Hills, Hollows, and Honeycomb Rock



On a rolling countryside with grassy ridges and wooded hollow, farmers till neatly around bowl-shaped depressions. Layers of limestone crop out where pasture sinks into a hole.

Streams spring out of the ground, meander along awhile, then dip underground again. The water runs clear in dry weather but swirls with much when it rains.

Sinkholes appear where soil has been slipping down cracks in the bedrock below. The hollowed-out crevices often turn into caves and subsurface channels, growing larger every time rainwater or melting snow surges through them.

No wonder there are few surface streams. Rainfall and snowmelt disappear down sinkholes and flow through underground passages. So pollution from surface or near-surface sources, such as septic systems, may drain into the groundwater that supplies private wells.

In rural areas, there are no sanitary sewers. Each household has a septic system to handle human waste, and most have a private well to supply drinking water.

But is the water good to drink?




Living With Karst - What You Can Do To Protect Soil and Groundwater!

LANDOWNERS

  • Check your county's regulations before installing a septic system or animal waste lagoon. Be sure to divert any contaminated runoff away from sinkholes.
  • Don't dump trash in a sinkhole! Check with your local health department for information on proper disposal of all types of waste.
  • Before building on your land, call or visit your local county office for a permit.
  • Use pesticides, herbicides, and fertilizers with care.
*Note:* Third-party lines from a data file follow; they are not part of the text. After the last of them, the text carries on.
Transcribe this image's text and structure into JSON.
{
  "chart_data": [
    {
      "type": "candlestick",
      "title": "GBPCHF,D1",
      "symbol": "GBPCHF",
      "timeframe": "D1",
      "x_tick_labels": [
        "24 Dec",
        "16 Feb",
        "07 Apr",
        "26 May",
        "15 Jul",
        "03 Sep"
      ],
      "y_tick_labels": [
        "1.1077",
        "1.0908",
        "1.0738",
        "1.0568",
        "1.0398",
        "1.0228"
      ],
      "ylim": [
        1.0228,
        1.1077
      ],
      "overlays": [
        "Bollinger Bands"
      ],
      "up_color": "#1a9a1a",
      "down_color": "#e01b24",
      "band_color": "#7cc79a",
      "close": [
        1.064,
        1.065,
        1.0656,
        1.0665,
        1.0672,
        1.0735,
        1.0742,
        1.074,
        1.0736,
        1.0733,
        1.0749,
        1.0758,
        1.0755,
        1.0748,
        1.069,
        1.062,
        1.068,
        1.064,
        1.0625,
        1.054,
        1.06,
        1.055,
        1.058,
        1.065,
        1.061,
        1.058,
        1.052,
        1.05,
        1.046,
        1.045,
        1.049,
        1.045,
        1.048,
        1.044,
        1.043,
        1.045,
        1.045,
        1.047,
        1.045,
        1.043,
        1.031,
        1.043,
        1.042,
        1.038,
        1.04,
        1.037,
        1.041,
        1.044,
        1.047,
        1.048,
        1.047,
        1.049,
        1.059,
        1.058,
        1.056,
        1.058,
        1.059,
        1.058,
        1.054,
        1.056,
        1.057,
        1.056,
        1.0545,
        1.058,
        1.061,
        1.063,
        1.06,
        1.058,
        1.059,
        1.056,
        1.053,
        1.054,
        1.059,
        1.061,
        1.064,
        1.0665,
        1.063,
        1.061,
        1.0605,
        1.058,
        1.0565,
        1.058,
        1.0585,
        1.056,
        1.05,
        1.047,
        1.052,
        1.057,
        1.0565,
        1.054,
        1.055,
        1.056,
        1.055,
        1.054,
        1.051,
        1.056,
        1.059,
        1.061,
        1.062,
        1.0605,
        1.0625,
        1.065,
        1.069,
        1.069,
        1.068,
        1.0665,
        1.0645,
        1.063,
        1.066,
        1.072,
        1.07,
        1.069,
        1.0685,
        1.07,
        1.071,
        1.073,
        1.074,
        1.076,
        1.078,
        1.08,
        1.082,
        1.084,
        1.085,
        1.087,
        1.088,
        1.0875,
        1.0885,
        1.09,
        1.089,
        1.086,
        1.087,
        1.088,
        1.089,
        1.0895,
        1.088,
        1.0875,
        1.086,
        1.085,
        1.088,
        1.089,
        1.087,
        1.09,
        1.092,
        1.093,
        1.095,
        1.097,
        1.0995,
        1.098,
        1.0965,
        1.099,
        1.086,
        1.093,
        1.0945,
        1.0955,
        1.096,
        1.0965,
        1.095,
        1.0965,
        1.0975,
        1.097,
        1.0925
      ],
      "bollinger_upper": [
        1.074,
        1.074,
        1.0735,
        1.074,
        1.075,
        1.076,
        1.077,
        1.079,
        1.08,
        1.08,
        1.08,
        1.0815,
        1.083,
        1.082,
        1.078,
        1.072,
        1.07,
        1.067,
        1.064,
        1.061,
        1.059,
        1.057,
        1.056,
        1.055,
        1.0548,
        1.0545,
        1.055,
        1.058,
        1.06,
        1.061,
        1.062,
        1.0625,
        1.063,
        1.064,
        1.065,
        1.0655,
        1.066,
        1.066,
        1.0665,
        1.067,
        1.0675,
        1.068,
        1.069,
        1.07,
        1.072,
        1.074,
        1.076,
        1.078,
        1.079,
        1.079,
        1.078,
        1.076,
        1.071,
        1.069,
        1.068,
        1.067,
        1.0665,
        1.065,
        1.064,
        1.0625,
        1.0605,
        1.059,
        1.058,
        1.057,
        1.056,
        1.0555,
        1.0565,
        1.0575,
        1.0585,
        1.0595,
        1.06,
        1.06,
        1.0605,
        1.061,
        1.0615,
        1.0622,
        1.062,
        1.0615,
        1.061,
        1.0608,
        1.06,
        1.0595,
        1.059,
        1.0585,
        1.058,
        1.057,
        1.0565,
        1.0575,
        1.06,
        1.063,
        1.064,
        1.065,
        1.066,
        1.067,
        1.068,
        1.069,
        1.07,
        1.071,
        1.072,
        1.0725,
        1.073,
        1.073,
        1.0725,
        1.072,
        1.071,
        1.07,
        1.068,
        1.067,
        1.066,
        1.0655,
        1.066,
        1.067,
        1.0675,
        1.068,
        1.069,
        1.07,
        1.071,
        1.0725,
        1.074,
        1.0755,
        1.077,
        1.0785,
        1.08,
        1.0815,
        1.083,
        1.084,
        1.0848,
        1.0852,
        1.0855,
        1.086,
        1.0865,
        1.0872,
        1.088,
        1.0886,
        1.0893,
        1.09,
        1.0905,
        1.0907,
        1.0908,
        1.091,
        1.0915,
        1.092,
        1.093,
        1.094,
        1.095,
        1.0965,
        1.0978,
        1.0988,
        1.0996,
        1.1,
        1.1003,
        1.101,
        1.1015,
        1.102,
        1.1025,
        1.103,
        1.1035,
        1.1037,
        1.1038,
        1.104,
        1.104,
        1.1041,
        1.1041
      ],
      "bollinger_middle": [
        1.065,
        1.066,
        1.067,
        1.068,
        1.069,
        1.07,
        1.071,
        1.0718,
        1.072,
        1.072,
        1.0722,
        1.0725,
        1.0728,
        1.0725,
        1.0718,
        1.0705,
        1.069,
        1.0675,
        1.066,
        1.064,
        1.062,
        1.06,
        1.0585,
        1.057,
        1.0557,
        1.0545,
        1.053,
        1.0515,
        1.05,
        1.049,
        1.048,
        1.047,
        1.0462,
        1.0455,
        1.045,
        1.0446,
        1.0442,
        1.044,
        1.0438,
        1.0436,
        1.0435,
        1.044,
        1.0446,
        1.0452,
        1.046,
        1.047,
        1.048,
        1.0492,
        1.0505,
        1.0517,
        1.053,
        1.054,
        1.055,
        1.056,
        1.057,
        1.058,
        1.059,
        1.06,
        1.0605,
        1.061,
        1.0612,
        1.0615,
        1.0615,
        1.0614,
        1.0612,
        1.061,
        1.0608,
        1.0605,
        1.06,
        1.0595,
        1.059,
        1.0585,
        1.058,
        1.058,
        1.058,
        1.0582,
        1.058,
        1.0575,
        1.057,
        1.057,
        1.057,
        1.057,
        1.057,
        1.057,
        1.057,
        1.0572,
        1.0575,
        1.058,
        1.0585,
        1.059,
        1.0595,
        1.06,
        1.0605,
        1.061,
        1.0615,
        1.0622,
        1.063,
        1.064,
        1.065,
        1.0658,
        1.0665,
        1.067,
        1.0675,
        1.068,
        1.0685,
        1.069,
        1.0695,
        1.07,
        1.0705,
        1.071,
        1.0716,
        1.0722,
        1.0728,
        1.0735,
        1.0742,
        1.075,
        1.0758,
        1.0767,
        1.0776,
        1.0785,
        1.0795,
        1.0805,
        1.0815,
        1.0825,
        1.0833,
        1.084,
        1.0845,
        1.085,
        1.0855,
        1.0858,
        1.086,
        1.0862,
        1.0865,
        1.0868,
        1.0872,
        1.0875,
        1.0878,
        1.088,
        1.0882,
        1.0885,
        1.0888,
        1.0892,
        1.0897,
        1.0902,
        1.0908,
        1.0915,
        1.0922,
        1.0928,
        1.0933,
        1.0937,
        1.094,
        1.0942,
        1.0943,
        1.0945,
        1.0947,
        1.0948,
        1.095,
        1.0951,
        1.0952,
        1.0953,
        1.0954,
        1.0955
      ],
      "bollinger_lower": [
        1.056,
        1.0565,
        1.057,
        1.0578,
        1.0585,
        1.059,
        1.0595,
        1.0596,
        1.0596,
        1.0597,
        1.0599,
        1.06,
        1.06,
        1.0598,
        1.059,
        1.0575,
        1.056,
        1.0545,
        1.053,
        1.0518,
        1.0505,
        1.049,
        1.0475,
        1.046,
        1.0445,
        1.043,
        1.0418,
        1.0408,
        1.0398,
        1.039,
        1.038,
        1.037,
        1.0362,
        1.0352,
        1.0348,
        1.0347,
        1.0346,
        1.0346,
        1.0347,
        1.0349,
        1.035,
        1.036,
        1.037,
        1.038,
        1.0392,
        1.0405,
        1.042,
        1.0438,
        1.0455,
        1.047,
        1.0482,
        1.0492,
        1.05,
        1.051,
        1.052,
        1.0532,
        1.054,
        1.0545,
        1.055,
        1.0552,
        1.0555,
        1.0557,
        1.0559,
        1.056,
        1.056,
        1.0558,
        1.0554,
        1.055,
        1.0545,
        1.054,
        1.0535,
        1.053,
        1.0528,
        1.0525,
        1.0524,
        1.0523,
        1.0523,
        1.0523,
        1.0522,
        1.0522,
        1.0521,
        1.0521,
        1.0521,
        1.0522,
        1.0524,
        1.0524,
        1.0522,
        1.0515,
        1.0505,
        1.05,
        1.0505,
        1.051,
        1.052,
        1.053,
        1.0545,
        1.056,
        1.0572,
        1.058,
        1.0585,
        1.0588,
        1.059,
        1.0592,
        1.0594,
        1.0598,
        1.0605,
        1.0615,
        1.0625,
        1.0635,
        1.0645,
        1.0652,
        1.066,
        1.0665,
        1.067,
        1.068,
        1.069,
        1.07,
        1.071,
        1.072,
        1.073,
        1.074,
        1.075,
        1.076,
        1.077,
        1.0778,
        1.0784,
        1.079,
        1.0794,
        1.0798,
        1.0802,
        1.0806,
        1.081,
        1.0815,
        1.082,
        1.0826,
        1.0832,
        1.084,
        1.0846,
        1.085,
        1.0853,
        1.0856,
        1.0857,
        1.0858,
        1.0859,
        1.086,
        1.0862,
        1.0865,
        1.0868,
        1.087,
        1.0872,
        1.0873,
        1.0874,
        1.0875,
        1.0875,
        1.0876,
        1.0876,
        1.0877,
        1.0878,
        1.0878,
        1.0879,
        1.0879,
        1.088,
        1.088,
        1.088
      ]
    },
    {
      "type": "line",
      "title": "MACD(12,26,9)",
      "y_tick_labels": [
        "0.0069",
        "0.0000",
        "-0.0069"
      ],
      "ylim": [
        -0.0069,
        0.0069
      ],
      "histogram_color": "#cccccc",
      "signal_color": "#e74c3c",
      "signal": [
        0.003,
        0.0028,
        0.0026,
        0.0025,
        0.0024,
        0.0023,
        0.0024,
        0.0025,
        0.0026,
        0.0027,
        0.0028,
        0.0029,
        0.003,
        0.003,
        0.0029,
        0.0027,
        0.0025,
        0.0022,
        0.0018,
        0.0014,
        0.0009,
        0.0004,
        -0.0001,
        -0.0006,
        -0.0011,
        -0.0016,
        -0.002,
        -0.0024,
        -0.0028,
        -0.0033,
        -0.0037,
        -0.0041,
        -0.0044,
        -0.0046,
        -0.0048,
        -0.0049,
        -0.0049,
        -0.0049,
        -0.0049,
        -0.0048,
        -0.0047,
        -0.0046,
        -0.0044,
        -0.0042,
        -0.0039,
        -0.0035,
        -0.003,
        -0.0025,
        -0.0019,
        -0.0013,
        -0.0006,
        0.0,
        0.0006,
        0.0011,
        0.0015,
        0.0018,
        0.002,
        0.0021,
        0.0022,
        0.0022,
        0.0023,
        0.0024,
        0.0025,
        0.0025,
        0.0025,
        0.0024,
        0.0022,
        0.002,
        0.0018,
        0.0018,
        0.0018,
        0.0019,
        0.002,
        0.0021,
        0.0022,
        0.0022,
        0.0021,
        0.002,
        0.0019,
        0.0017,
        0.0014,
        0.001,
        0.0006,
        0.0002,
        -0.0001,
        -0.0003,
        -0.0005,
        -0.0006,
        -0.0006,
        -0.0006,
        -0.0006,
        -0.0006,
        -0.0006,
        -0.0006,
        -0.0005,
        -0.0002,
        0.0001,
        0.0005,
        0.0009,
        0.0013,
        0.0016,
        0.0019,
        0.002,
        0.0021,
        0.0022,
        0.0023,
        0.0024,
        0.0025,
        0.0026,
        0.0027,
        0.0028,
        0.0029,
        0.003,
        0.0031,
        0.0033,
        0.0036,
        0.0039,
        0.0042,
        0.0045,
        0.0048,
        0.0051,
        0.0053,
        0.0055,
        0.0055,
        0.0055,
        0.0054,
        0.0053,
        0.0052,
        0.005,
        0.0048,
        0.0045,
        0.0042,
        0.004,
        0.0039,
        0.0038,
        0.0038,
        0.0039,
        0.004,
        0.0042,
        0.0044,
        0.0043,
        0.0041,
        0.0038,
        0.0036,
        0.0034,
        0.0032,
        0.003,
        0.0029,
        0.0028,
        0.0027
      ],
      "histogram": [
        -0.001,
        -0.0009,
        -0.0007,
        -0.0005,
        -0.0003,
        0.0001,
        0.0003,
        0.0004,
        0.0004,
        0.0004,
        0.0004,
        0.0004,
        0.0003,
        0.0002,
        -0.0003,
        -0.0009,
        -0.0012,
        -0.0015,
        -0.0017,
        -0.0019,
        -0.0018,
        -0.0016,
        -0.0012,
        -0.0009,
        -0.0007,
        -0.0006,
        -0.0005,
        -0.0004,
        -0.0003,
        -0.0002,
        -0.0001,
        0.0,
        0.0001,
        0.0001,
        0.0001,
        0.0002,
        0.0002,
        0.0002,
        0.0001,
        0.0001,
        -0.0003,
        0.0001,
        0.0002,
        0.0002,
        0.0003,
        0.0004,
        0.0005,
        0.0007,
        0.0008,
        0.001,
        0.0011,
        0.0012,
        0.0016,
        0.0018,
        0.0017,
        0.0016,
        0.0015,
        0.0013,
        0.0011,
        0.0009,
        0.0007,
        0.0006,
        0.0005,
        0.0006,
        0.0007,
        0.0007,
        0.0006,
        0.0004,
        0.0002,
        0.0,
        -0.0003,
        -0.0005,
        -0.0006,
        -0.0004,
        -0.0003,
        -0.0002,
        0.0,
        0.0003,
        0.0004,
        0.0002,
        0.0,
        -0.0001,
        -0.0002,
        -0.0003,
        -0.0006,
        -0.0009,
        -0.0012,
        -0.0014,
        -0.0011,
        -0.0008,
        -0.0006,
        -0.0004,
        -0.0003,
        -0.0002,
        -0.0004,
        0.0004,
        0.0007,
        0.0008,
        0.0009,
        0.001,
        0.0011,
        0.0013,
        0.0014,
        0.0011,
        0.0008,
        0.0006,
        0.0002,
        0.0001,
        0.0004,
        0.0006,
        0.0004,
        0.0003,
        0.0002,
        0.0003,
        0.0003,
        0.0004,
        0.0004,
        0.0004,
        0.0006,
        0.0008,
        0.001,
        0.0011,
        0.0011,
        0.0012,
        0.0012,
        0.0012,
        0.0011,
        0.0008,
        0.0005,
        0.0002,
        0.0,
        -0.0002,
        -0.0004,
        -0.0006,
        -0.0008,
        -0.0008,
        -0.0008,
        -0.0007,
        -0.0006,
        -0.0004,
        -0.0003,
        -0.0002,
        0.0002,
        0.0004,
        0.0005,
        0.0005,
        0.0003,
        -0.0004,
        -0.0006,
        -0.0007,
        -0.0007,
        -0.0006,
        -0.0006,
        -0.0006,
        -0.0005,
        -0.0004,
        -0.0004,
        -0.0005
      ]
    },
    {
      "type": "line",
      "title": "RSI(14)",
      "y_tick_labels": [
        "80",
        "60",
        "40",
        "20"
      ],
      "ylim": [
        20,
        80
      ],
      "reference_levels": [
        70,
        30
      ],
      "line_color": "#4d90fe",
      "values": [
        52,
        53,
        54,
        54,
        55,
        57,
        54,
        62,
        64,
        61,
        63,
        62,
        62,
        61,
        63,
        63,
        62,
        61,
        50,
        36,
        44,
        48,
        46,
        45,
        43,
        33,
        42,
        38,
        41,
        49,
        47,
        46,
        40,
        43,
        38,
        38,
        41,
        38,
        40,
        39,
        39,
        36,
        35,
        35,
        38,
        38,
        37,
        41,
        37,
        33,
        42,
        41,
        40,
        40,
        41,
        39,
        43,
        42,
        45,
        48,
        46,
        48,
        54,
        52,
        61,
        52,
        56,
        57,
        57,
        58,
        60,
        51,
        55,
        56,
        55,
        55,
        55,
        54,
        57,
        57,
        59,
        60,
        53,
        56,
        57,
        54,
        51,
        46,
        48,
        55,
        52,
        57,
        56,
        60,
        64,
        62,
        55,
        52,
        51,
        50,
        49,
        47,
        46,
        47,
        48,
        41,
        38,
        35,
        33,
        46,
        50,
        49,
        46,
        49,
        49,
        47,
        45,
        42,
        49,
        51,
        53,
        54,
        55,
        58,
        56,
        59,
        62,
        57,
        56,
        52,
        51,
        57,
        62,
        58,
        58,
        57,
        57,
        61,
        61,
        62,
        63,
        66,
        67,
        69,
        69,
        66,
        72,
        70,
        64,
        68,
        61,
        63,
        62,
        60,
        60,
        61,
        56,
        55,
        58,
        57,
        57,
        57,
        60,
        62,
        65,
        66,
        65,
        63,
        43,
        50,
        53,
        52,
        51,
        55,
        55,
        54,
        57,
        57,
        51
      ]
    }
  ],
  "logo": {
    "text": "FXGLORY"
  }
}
Read the instructions and don't overapply. For more information, contact your local Soil and Water Conservation District.

    FAMILIES

  • Get to know your karst environment. Talk about the problems of living around sinkholes. Help your community clean up and keep the trash out of sinkholes.
  • If you water comes from a well, have it tested regularly for bacteria and nitrate. You need to know whether your water is clean and safe to drink.
  • Kids - ask your teacher about sinkholes: how do they form? What can you and your family do to keep the groundwater clean and the land beautiful?

    GROUNDWATER IS YOUR DRINKING WATER!

    Overnight, a hole may open up, swallowing someone's backyard.